The most widely known Canadian throughout the world is from Ontario.  One in four people on this planet are completely familiar with the life and accomplishments of this unusual person..yet few Canadians have heard of or
know very little about Dr. Norman Bethune.  If you go to 235 John Street North, Gravenhurst, a treasure of a community in Muskoka, you will arrive at the house where Norman Bethune was born March 3, 1890.  The Canadian Government designated Doctor Bethune's birthplace as an historical site in 1973.  There is a museum next door to his home dedicated to his purposeful life and  accomplishments involving procedural medical development.

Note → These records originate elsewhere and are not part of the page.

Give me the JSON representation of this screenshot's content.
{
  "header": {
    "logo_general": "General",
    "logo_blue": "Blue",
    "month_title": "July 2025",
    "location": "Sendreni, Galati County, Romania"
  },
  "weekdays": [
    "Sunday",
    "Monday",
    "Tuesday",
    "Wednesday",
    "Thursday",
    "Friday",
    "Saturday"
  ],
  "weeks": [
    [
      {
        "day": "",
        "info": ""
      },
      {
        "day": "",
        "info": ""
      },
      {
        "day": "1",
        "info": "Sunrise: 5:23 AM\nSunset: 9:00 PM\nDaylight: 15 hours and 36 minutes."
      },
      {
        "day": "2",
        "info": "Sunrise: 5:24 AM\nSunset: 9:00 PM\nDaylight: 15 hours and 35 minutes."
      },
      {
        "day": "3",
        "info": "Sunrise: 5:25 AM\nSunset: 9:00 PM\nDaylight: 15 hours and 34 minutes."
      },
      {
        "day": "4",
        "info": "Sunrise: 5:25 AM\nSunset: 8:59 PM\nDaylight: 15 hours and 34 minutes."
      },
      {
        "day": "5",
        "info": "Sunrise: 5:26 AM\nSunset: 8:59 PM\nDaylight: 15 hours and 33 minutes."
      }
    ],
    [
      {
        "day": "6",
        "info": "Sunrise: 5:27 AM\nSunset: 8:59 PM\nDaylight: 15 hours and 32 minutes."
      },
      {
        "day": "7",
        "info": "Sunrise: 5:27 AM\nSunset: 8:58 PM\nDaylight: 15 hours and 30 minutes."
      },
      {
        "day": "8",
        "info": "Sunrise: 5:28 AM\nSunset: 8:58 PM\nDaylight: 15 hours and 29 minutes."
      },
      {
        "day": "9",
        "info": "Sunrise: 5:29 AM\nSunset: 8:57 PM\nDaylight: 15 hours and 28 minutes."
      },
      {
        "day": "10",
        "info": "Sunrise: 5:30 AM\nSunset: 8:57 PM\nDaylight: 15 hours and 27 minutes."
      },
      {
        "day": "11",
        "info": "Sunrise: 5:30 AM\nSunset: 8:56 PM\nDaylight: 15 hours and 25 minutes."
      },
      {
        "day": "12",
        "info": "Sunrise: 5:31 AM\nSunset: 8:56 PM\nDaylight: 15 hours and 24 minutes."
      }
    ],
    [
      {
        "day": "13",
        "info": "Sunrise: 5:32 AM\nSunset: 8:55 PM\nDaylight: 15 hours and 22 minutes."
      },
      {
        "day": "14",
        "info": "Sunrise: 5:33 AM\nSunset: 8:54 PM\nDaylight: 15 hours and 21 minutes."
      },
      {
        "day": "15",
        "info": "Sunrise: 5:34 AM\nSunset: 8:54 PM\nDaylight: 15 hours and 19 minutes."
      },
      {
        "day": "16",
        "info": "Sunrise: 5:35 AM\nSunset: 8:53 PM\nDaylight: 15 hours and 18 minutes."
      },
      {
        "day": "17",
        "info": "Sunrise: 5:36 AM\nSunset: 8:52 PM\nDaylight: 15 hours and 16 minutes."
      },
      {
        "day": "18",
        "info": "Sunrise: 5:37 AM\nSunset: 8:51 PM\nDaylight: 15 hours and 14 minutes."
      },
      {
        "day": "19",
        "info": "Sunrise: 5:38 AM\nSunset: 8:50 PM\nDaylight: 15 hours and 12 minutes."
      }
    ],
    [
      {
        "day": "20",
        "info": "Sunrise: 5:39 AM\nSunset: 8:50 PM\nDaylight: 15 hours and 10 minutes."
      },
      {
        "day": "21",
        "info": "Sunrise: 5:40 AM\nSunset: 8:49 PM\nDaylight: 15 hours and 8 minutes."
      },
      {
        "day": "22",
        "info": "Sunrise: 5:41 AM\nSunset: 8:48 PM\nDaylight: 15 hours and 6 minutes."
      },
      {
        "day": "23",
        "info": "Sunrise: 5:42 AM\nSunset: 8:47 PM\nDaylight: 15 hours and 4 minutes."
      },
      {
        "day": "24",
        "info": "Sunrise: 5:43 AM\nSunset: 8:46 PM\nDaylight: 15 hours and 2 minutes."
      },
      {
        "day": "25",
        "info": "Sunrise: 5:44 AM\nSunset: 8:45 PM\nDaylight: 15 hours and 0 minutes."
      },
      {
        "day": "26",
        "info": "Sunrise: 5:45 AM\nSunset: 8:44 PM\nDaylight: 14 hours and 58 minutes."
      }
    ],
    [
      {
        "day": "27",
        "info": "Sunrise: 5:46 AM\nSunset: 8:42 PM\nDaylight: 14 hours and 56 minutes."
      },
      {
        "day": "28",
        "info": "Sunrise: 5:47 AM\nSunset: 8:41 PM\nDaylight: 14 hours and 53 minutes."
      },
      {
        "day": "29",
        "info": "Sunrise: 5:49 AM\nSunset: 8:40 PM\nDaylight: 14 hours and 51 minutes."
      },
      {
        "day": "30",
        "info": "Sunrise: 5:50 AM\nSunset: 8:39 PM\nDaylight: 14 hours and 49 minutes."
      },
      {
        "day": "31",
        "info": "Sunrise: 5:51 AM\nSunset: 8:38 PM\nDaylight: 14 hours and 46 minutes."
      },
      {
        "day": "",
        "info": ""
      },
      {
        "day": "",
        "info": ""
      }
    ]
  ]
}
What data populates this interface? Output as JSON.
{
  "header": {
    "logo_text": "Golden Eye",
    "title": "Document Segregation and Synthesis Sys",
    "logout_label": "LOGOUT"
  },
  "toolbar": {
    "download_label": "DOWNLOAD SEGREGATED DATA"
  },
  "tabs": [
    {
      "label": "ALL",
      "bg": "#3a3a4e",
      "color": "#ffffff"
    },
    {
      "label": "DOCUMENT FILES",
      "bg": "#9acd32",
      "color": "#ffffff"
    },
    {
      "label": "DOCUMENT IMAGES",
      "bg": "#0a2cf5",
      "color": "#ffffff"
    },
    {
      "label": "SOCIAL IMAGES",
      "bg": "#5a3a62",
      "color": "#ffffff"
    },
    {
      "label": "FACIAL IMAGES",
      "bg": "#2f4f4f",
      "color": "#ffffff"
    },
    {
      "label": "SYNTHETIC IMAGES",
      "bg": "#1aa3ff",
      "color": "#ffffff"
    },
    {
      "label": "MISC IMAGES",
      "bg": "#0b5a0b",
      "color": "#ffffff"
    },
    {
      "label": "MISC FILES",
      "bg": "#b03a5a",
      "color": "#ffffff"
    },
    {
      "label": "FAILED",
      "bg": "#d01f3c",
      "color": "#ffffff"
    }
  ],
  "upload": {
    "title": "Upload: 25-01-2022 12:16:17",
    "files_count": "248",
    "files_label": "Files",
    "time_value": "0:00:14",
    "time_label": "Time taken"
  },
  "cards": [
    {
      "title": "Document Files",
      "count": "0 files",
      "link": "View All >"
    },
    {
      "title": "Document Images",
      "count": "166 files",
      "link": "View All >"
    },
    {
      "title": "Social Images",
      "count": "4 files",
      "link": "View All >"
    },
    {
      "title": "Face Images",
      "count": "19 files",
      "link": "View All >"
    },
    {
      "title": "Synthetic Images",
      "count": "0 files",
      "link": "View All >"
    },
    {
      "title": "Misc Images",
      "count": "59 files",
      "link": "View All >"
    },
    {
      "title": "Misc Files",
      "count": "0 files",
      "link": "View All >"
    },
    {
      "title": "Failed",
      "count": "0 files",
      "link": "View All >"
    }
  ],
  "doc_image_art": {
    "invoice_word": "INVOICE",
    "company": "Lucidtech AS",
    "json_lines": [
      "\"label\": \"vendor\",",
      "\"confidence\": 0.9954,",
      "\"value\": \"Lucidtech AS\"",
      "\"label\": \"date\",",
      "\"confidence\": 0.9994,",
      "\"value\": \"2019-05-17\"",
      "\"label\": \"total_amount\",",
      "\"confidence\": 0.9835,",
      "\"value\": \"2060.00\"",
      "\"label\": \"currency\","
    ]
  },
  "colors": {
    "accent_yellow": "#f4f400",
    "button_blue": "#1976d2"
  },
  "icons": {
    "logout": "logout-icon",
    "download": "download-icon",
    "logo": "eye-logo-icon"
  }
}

Norman Bethune devoted his adult life to the cause of healing on the battlefields of the First Great War, the Spanish Civil War and the Sino-Japanese War in China.   He was one of the first physicians to develop the concept of mobile medical units enabling surgical operations and blood transfusions on the battlefield, thereby saving the lives of thousands of wounded soldiers where they fell. 
Dr. Bethune died in China November 12, 1939 from accidental blood poisoning contracted during an operation he was performing while on the battlefront.  

Another Canadian too few of us know is Toronto born Ruth Lowe.
Yet, listening to the familiar lyrics of the song "I'll Never Smile Again," recognition will register immediately not only for most Canadians but for many people throughout the world.  Ruth Lowe was born in 1915.  She married Harold Cohen in 1938.  Harold died from kidney failure during a routine operation just one year after their marriage.  Devastated by the tragic and
premature death of her husband, Ruth scripted and composed her immortal song "I'll Never Smile Again" while staying at her mother's home at 723 Bloor Street West, Toronto. Pearl, Ruth's mother, lived in a third floor apartment overlooking the impressive Christie Pitts Park in the center of the city. 

Just as Abraham Lincoln's address of a mere two hundred and seventy-two words, spoken at Gettysburg, Pennsylvania, November 19, 1863, captured the aspirations and hopes of a nation,  the lyrics "I'll Never Smile Again" expressed the sorrow and grief of those who lost loved ones in the Second World War.  The impact throughout the world of Ruth Lowe's composition was immeasurable. It was and still is an anthem of remembrance for those of us who have experienced the loss of someone dear to us.

Tommy Dorsey recorded "I'll Never Smile Again" on April 23. 1940.  Frank Sinatra sang the vocal.  It was Sinatra's  first recording, launching his career as the premier vocal performer in the world. He also performed the song in his 1941 movie debut Las Vegas Nights

   FRANK SINATRA             RUTH              TOMMY DORSEY
"I'll Never Smile Again" was part of the soundtrack of the 1997 Hollywood movie Lolita starring Melanie Griffith. "Put your Dreams Away," also a Ruth Lowe composition and another Sinarta musical hit, was performed at Frank Sinatra's funeral in 1998. 

It is noteworthy that in the late 1930s Ruth toured with the Ina Ray Hutton's all-female jazz band The Melodears, which was the life counterpart of the band in the 1959 hit movie Some Like it Hot staring Marilyn Monroe, Jack Lemon and Tony Curtis.   Below is a photograph of Ruth and Bob Hope. 

Ruth died on January 24, 1981, at the age of 66.  One year later she was inducted into the American Music Hall of Fame.  In December, 2003, Ruth was inducted into the Canadian Song Writers Hall of Fame. Two sons, Tommy and Stephen Sandler, survive her.  Both live in Toronto. Tommy, named after Tommy Dorsey, is a highly regarded and gifted photographer.  He photographed the remarkable photograph of his mother shown at the beginning of  this tribute.

"I'll never smile again,
Until I smile at you.
I'll never laugh again.
What good would it do?

For tears would fill my eyes,
My heart would realize,
That our romance is through.

I'll never love again,
I'm so in love with you.
I'll never thrill again,
To somebody new.

Within my heart,
I know I will never start
To smile again,
Until I smile at you."

We thank Ruth Lowe for her contribution and support during the trying periods all of us have faced at one time or another.